**EXERCISE DESCRIPTION:** Go over the data and work out how many lines include the word "this". Give that number only.

**DATASET RECORDS:**
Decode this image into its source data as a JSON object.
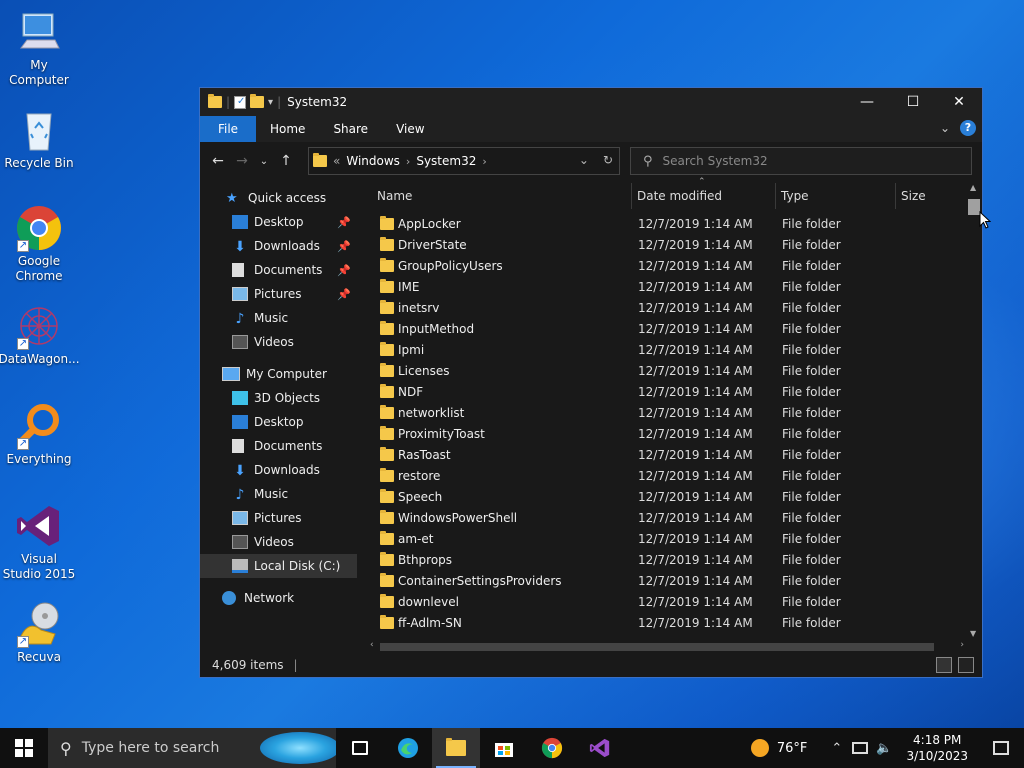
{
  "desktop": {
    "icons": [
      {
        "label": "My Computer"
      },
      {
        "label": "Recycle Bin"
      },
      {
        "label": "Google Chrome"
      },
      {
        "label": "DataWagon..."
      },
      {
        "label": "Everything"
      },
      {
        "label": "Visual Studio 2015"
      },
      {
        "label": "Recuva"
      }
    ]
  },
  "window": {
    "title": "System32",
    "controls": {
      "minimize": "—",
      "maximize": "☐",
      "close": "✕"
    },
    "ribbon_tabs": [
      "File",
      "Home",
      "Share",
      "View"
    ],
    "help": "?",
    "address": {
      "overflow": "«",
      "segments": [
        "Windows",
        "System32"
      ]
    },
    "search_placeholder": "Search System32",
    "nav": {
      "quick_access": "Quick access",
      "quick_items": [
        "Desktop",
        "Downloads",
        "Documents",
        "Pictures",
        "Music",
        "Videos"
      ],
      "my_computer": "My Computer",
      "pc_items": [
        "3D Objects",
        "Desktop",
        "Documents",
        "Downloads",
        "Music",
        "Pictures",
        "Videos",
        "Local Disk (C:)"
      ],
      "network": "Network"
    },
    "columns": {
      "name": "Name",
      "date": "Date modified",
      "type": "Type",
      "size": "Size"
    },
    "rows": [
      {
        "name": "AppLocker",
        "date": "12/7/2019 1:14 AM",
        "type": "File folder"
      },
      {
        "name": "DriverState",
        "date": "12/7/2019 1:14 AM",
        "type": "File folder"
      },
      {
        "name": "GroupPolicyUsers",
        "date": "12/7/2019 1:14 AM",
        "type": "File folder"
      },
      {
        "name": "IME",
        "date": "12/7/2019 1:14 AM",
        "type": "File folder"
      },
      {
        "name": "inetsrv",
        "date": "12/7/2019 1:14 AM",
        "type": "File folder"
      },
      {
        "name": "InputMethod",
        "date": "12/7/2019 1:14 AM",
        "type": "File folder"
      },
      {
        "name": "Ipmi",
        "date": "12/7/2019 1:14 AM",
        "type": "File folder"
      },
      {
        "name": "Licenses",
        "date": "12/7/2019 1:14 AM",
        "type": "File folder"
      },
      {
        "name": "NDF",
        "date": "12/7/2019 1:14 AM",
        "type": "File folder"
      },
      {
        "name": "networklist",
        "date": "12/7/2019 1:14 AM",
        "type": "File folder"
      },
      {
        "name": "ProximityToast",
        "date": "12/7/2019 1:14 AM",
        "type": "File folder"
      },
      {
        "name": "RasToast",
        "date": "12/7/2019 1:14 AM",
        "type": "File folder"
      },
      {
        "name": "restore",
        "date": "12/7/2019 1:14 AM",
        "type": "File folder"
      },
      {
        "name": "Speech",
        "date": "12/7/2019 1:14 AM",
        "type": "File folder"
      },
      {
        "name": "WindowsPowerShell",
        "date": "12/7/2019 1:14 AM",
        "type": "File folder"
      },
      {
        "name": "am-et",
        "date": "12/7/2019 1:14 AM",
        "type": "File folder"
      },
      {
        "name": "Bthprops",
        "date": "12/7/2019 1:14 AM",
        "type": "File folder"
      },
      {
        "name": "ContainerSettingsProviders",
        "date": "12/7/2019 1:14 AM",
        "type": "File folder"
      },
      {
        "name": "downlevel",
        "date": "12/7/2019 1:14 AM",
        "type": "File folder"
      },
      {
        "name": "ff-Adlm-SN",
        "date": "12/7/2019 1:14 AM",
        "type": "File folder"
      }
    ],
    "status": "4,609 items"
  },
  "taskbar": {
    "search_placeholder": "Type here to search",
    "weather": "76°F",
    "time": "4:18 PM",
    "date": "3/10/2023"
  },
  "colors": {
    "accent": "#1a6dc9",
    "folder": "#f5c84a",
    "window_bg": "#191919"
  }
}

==

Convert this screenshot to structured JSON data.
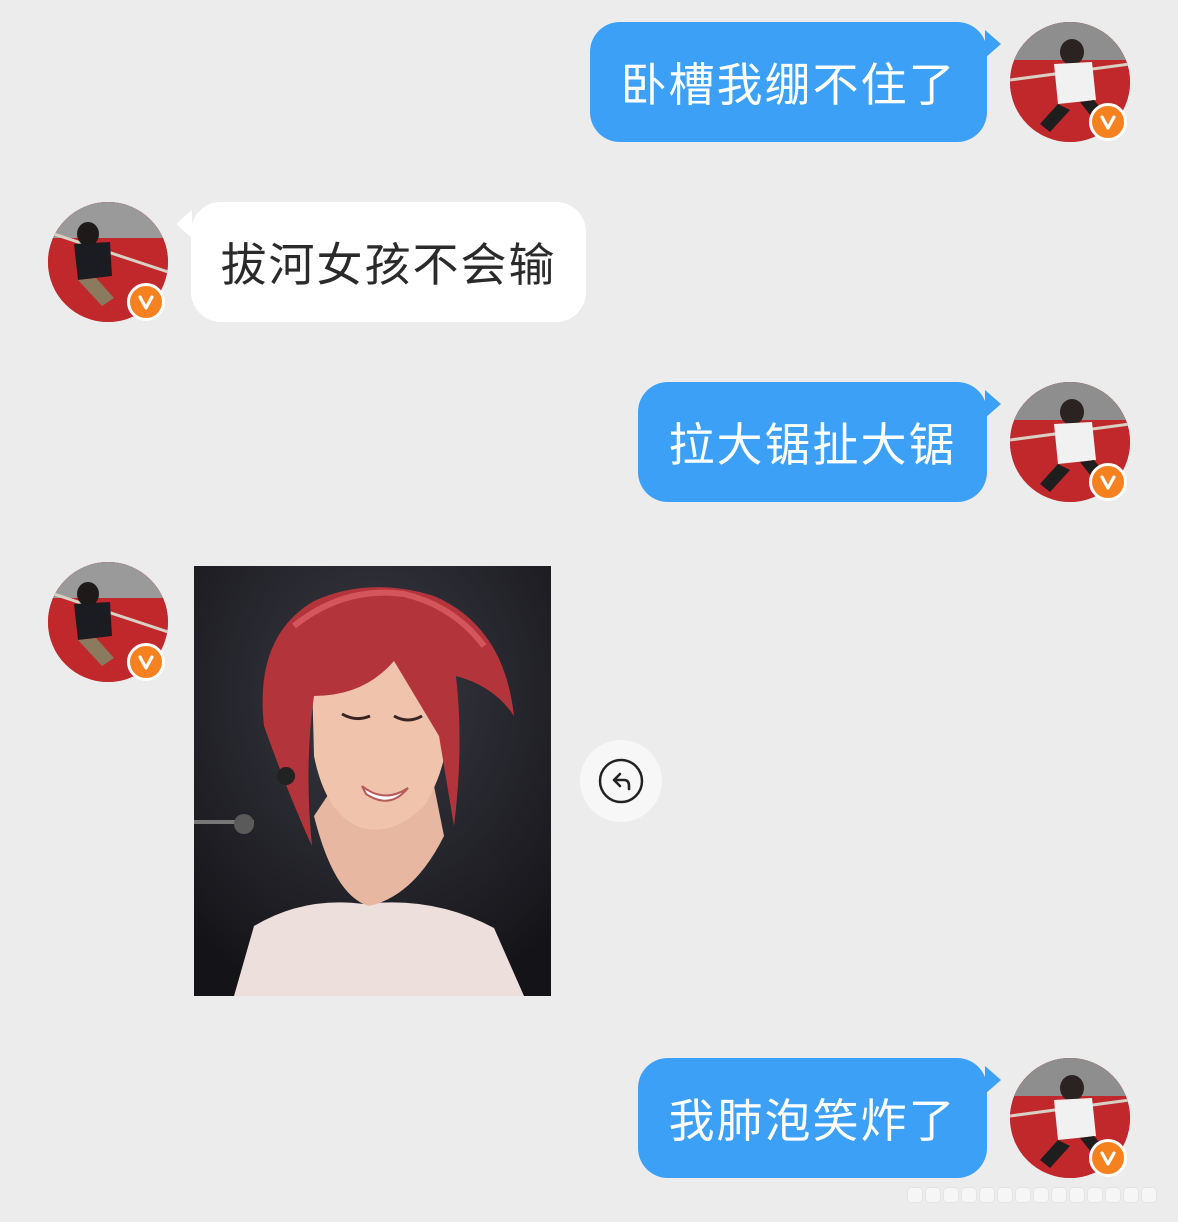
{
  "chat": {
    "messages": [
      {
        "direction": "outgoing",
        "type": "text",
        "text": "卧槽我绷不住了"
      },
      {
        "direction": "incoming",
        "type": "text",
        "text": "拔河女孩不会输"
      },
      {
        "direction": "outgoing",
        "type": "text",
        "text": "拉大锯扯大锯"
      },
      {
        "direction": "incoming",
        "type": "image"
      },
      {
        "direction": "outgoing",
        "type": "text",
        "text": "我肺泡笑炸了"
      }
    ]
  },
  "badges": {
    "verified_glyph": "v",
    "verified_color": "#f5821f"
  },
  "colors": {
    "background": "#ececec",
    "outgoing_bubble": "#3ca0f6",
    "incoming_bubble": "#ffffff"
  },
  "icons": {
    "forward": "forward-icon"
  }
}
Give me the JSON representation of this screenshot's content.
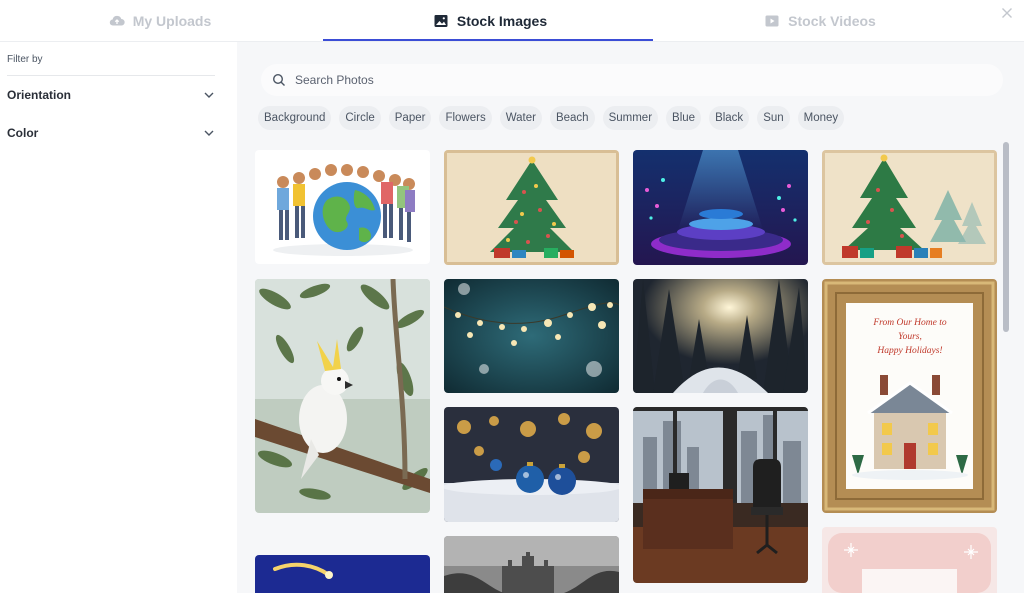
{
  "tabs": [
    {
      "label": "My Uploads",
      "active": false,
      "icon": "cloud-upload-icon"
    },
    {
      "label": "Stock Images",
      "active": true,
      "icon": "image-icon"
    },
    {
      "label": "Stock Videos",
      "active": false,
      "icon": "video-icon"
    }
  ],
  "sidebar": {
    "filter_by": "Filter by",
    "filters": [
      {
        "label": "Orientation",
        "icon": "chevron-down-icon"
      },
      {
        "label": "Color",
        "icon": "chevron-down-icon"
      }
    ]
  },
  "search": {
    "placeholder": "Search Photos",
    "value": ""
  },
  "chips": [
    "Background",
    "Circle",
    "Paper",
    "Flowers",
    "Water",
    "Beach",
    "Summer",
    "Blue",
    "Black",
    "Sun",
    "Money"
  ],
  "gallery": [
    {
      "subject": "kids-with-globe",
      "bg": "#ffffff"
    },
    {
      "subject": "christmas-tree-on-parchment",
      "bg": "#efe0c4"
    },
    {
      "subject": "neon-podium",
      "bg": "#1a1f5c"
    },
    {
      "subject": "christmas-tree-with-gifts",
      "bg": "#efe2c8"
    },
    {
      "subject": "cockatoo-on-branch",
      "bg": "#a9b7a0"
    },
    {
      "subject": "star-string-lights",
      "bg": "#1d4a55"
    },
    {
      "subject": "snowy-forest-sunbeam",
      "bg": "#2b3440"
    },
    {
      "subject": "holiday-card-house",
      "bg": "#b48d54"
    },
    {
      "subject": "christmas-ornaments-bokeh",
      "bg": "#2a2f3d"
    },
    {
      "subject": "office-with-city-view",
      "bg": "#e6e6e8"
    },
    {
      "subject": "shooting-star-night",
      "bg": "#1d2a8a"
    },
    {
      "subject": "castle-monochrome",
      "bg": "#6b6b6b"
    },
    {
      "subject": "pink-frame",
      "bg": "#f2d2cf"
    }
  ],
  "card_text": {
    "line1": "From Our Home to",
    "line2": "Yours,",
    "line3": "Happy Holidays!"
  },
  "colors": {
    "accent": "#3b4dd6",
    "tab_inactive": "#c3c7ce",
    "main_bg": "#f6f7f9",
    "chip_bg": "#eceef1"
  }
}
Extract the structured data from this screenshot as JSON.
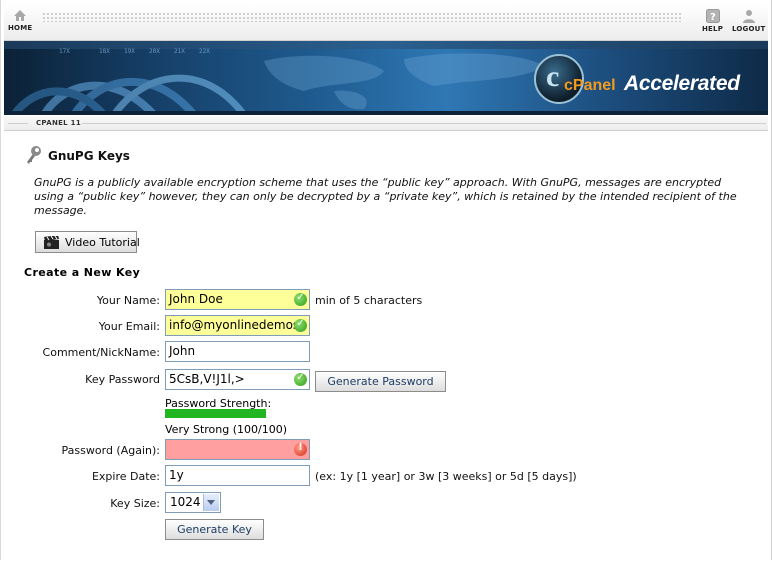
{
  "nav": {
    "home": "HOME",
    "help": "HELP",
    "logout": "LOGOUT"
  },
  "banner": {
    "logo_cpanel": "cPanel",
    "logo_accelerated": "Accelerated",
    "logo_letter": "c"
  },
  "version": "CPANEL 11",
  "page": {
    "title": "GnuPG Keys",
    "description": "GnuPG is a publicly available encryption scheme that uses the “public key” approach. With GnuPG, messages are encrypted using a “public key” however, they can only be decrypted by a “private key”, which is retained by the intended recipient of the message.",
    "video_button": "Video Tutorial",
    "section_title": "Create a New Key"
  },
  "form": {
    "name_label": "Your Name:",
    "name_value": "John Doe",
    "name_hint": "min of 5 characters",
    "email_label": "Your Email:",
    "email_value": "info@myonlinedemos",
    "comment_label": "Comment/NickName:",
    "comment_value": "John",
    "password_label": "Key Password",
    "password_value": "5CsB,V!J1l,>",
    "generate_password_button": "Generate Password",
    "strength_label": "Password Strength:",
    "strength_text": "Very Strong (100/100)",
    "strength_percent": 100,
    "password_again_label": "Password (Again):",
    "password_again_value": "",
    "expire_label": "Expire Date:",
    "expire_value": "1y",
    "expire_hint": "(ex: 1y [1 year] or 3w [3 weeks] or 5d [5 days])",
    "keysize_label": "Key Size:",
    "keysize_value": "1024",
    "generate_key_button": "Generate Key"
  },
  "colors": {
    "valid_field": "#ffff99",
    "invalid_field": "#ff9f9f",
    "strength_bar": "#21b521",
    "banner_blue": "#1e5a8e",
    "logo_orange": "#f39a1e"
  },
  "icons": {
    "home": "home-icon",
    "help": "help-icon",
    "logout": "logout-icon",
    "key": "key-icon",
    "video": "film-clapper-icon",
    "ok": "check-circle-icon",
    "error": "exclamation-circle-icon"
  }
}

**COMPLETED TASK:** 4